EMMA PROE, Asst. Features Editor — This year Denison has unveiled a new program called the Therapeutic Adventure Group, or T.A.G. Launched by Jack Wheeler, a mental health therapist at Denison, the program aims to help students cope with anxiety through outdoor therapy.
Throughout the course of the program, students will engage in activities such as creeking, low ropes, backpacking and orienteering. Through these experiences, students will have the opportunity to connect with nature and peers under the facilitation of licensed therapists.
Wheeler has an expansive background in adventure therapy. He has both facilitated and observed adventure therapy groups since 2007, after he was introduced to it through an undergraduate internship program. After his internship, he focused his graduate, postgraduate and doctoral experience on adventure therapy.
On what inspired him to start the group, Wheeler revealed, “Personally, my most therapeutic moments in life have been walking in the forest with people who will listen. This experience has motivated me to become a clinician who uses adventure to augment the therapeutic process.”
The program is small, limited to only eight Denison students who experience anxiety. Wheeler explains that the group is limited so as to “encourage stronger relationship building and to increase trust and vulnerability.” However, he remains open to the possibility of expanding the program in future years if needed.
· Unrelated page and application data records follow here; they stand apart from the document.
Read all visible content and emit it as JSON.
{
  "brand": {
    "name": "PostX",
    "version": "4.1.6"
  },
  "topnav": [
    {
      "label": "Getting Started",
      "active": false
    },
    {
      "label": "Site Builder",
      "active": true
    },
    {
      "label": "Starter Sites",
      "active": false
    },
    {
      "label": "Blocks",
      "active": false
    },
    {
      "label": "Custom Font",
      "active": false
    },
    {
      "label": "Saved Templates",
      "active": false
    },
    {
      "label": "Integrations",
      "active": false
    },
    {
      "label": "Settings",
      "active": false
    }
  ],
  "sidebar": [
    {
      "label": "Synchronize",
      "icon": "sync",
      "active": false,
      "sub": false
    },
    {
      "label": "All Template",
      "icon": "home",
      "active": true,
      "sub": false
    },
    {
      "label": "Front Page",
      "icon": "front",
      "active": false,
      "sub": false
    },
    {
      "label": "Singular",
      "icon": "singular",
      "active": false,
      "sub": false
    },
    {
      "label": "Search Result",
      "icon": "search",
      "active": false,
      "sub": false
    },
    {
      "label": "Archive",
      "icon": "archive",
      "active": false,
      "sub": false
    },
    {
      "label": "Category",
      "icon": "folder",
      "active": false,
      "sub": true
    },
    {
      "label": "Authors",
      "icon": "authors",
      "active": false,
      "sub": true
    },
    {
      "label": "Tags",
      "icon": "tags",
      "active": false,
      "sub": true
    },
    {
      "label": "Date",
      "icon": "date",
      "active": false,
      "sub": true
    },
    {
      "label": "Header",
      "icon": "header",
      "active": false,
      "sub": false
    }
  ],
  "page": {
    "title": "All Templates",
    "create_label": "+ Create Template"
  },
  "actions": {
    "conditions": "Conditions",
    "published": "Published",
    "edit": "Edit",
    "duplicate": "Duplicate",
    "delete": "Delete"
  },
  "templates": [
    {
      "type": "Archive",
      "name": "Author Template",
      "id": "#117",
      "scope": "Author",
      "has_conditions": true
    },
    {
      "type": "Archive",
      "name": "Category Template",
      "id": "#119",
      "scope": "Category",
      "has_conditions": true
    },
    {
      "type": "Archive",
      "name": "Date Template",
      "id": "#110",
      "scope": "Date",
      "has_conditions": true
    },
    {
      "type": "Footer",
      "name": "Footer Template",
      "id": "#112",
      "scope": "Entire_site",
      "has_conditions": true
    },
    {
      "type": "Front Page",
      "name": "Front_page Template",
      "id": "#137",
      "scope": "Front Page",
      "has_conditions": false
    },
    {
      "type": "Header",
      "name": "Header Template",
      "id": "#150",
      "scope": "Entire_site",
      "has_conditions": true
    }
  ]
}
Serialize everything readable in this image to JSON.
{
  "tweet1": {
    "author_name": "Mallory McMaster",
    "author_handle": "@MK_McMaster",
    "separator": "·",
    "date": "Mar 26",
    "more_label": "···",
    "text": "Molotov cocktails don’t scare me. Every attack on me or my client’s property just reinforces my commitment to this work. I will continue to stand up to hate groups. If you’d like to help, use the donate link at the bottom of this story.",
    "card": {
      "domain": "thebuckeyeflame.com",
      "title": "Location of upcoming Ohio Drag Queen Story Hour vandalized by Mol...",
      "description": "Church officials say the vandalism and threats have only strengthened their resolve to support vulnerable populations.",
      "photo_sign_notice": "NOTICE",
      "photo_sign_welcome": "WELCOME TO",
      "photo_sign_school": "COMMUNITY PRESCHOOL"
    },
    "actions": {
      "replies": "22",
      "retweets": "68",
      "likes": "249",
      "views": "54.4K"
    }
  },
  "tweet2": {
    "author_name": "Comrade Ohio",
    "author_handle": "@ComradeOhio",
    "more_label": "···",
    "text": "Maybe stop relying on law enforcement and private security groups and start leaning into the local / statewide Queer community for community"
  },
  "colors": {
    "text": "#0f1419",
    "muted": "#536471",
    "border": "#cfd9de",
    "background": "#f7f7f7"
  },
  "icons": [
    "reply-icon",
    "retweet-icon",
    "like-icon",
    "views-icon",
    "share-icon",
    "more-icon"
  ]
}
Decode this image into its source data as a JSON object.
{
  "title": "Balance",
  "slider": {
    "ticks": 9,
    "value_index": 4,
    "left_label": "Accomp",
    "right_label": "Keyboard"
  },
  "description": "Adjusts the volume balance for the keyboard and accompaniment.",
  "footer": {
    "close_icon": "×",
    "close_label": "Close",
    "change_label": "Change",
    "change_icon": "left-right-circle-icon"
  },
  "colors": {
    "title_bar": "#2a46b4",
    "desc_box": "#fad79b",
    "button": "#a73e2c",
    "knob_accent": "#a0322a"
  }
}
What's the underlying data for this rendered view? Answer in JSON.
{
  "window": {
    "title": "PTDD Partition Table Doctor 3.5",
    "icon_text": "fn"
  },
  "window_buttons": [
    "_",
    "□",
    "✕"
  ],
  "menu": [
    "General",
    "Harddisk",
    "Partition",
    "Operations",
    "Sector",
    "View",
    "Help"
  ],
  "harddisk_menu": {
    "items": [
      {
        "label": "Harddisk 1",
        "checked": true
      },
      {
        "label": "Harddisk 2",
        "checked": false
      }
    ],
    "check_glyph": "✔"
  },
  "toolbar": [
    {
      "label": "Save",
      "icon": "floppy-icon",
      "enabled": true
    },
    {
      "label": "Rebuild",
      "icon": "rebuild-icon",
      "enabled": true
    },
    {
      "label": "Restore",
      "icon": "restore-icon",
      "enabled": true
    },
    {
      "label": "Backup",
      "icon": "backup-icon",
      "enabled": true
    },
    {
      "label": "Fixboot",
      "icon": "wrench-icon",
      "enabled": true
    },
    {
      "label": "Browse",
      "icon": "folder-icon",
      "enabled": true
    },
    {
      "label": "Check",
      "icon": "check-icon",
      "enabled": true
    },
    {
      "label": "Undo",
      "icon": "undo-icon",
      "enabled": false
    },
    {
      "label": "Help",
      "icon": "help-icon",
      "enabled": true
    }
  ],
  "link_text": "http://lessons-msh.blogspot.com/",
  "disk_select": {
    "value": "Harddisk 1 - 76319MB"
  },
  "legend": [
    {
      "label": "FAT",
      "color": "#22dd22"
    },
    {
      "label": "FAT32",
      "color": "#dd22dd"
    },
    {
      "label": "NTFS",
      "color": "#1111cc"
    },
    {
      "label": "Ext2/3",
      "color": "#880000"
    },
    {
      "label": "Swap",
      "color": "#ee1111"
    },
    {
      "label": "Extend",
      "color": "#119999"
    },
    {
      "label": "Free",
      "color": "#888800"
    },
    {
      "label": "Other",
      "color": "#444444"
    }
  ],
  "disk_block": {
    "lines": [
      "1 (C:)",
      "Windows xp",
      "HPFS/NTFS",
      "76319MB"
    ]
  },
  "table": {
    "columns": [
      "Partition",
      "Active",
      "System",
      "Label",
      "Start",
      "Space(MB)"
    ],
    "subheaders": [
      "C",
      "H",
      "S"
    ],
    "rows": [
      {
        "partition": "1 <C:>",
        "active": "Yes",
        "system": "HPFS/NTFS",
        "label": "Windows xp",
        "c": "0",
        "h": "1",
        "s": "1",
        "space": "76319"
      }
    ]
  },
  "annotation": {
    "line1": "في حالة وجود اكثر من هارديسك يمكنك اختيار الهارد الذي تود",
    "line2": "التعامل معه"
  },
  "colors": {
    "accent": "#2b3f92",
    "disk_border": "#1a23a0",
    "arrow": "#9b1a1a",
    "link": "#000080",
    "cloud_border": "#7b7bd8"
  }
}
He also clarifies that no diagnosis is needed to participate in TAG.
The program is also completely free of charge to students. Wheeler notes that while the most expensive parts of adventure therapy are trained adventure therapists, access to outdoor spaces, gear and transportation, Denison already has these things available. Any remaining costs, such as for snacks and notebooks, are covered by Wheeler himself.
Much care has gone into customizing the program to specifically fit the needs of Denison students. Over the summer, Wheeler met with national consultants to plan the program, considering a wide variety of customizations. Among these include environmental sustainability, student confidentiality, clinical intentionality and cross cultural implications.
To meet COVID concerns, the program has had to be flexible. Some activities have been moved to Denison’s BioReserve, and the group mandates masks, social distancing and only outdoor meetings.
Wheeler is most excited about the unique memories that will be created through the program. He explains, “If you’ve ever gone camping, you will know that no two experiences are the same. Group dynamics, weather and other unexpected challenges always occur, but lasting memories are always created.”
He hopes that through this exciting new venture, students will be able to feel more resilient at Denison.